Could you count the lines below that include the word "Proud" and give only the number?

DATA PROVIDED START

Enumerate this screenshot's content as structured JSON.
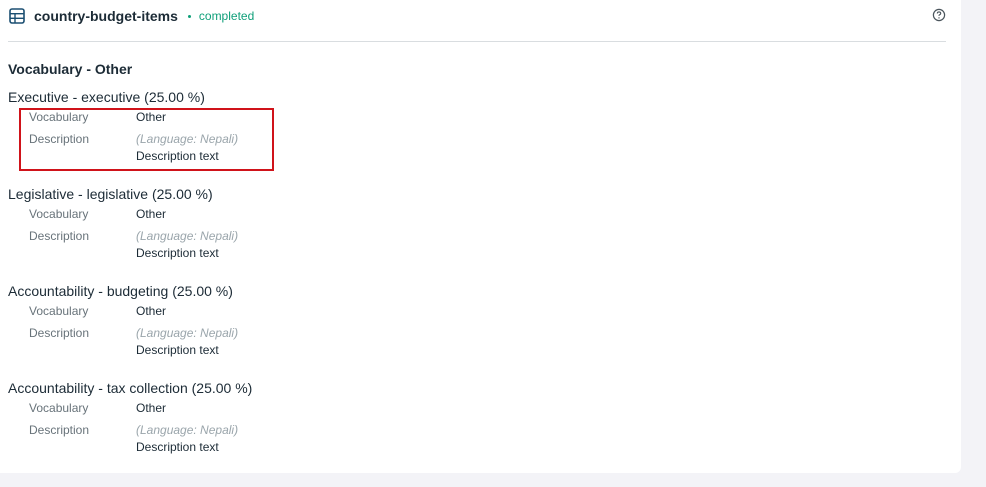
{
  "header": {
    "element_name": "country-budget-items",
    "status": "completed",
    "icon": "database-icon",
    "help_icon": "help-circle-icon"
  },
  "section": {
    "title": "Vocabulary - Other"
  },
  "labels": {
    "vocabulary": "Vocabulary",
    "description": "Description"
  },
  "items": [
    {
      "title": "Executive - executive (25.00 %)",
      "vocabulary": "Other",
      "language": "(Language: Nepali)",
      "description": "Description text"
    },
    {
      "title": "Legislative - legislative (25.00 %)",
      "vocabulary": "Other",
      "language": "(Language: Nepali)",
      "description": "Description text"
    },
    {
      "title": "Accountability - budgeting (25.00 %)",
      "vocabulary": "Other",
      "language": "(Language: Nepali)",
      "description": "Description text"
    },
    {
      "title": "Accountability - tax collection (25.00 %)",
      "vocabulary": "Other",
      "language": "(Language: Nepali)",
      "description": "Description text"
    }
  ],
  "colors": {
    "status": "#0e9f79",
    "highlight": "#d0131a",
    "icon": "#1b4f72"
  }
}
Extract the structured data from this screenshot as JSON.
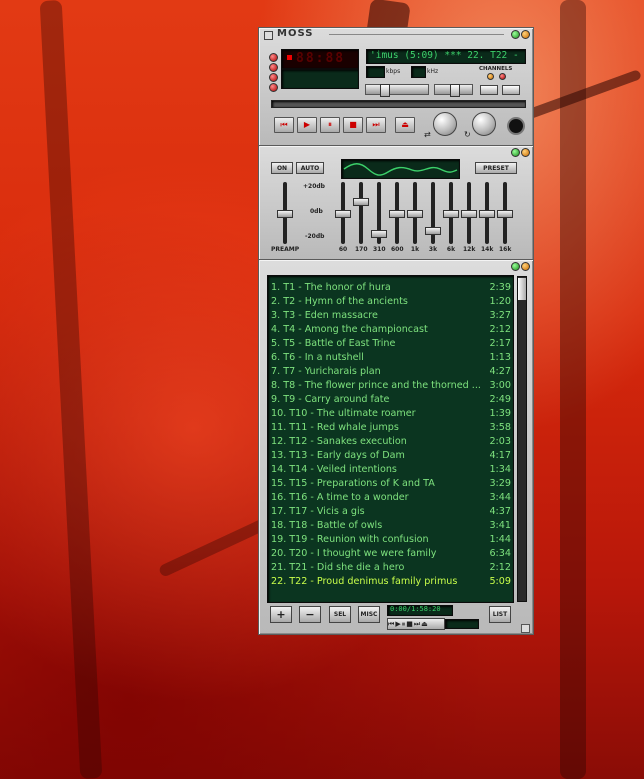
{
  "player": {
    "title": "MOSS",
    "time_display": "88:88",
    "marquee": "'imus (5:09)  ***  22. T22 - Proud",
    "kbps_label": "kbps",
    "khz_label": "kHz",
    "channels_label": "CHANNELS",
    "transport_icons": [
      "prev-icon",
      "play-icon",
      "pause-icon",
      "stop-icon",
      "next-icon",
      "eject-icon"
    ]
  },
  "equalizer": {
    "on_label": "ON",
    "auto_label": "AUTO",
    "preset_label": "PRESET",
    "db_top": "+20db",
    "db_mid": "0db",
    "db_bottom": "-20db",
    "preamp_label": "PREAMP",
    "preamp_level": 0.5,
    "bands": [
      {
        "label": "60",
        "level": 0.5
      },
      {
        "label": "170",
        "level": 0.72
      },
      {
        "label": "310",
        "level": 0.15
      },
      {
        "label": "600",
        "level": 0.5
      },
      {
        "label": "1k",
        "level": 0.5
      },
      {
        "label": "3k",
        "level": 0.2
      },
      {
        "label": "6k",
        "level": 0.5
      },
      {
        "label": "12k",
        "level": 0.5
      },
      {
        "label": "14k",
        "level": 0.5
      },
      {
        "label": "16k",
        "level": 0.5
      }
    ]
  },
  "playlist": {
    "items": [
      {
        "title": "1. T1 - The honor of hura",
        "duration": "2:39"
      },
      {
        "title": "2. T2 - Hymn of the ancients",
        "duration": "1:20"
      },
      {
        "title": "3. T3 - Eden massacre",
        "duration": "3:27"
      },
      {
        "title": "4. T4 - Among the championcast",
        "duration": "2:12"
      },
      {
        "title": "5. T5 - Battle of East Trine",
        "duration": "2:17"
      },
      {
        "title": "6. T6 - In a nutshell",
        "duration": "1:13"
      },
      {
        "title": "7. T7 - Yuricharais plan",
        "duration": "4:27"
      },
      {
        "title": "8. T8 - The flower prince and the thorned ...",
        "duration": "3:00"
      },
      {
        "title": "9. T9 - Carry around fate",
        "duration": "2:49"
      },
      {
        "title": "10. T10 - The ultimate roamer",
        "duration": "1:39"
      },
      {
        "title": "11. T11 - Red whale jumps",
        "duration": "3:58"
      },
      {
        "title": "12. T12 - Sanakes execution",
        "duration": "2:03"
      },
      {
        "title": "13. T13 - Early days of Dam",
        "duration": "4:17"
      },
      {
        "title": "14. T14 - Veiled intentions",
        "duration": "1:34"
      },
      {
        "title": "15. T15 - Preparations of K and TA",
        "duration": "3:29"
      },
      {
        "title": "16. T16 - A time to a wonder",
        "duration": "3:44"
      },
      {
        "title": "17. T17 - Vicis a gis",
        "duration": "4:37"
      },
      {
        "title": "18. T18 - Battle of owls",
        "duration": "3:41"
      },
      {
        "title": "19. T19 - Reunion with confusion",
        "duration": "1:44"
      },
      {
        "title": "20. T20 - I thought we were family",
        "duration": "6:34"
      },
      {
        "title": "21. T21 - Did she die a hero",
        "duration": "2:12"
      },
      {
        "title": "22. T22 - Proud denimus family primus",
        "duration": "5:09"
      }
    ],
    "current_index": 21,
    "add_label": "+",
    "remove_label": "−",
    "sel_label": "SEL",
    "misc_label": "MISC",
    "list_label": "LIST",
    "time_info": "0:00/1:58:20"
  },
  "colors": {
    "accent": "#3cd06a",
    "current": "#c9ff4a",
    "lcd_bg": "#0a2a1a"
  }
}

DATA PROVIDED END

_RESPONSE BELOW_. 2